One key growth driver that is supplementing Microsoft’s growth in a big way is the business customers segment. Customers continue to make Windows their overwhelming platform of choice. Windows Pro and Windows Licensing revenues grew in the recent quarter. Also, Microsoft’s U.S. search share grew to 18.6%. In addition, Microsoft Office 365 is now on an annual revenue run rate of $2.5 billion, and Azure's revenue grew over 150%.
With the addition of Nokia’s mobile technologies, Microsoft will enhance its device capabilities. Internationally, the company plans to extend the unique entertainment potential of Xbox One, particularly in markets outside of the U.S. Microsoft is strengthening its relationships in China, striking a deal with Chinese security vendor Qihoo 360 in the development of mobile internet and artificial intelligence technologies.
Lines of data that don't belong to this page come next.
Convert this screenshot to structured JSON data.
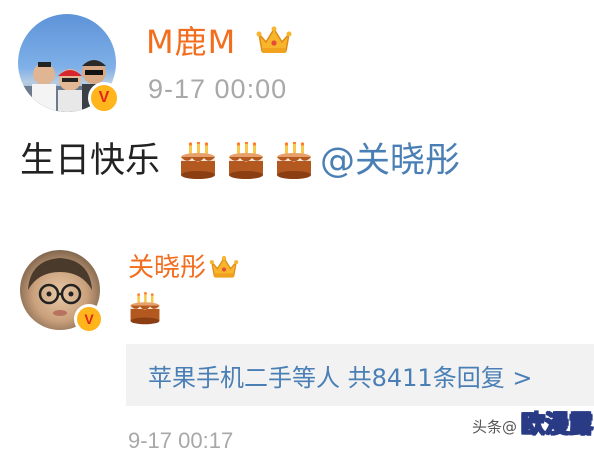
{
  "post": {
    "username": "M鹿M",
    "timestamp": "9-17 00:00",
    "text": "生日快乐",
    "cake_count": 3,
    "mention": "@关晓彤",
    "verified_badge": "V"
  },
  "comment": {
    "username": "关晓彤",
    "cake_count": 1,
    "verified_badge": "V",
    "reply_summary": "苹果手机二手等人  共8411条回复 >",
    "timestamp": "9-17 00:17"
  },
  "watermark": {
    "prefix": "头条@",
    "name": "欧漫露"
  },
  "colors": {
    "username": "#f26d1d",
    "link": "#4a7fb6",
    "timestamp": "#a8a8a8",
    "reply_bg": "#f2f2f2",
    "badge": "#ffb51b"
  }
}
Microsoft was recently ranked by International Data Corp. as the first among competitors in Latin America for cloud computing products. Microsoft snatched up European mobile ad firm ScreenTonic with the intention of integrating its capabilities into the tech giant’s adCenter.
All in all, Microsoft looks well-positioned going forward. The stock doesn’t look too expensive at 14 times forward earnings. A dividend yield of 2.70% makes the deal sweater. Throw in the prospects from the Nokia acquisition, an uptick in the cloud market, and the value proposition of Xbox One, and it becomes clear that Microsoft is a winner.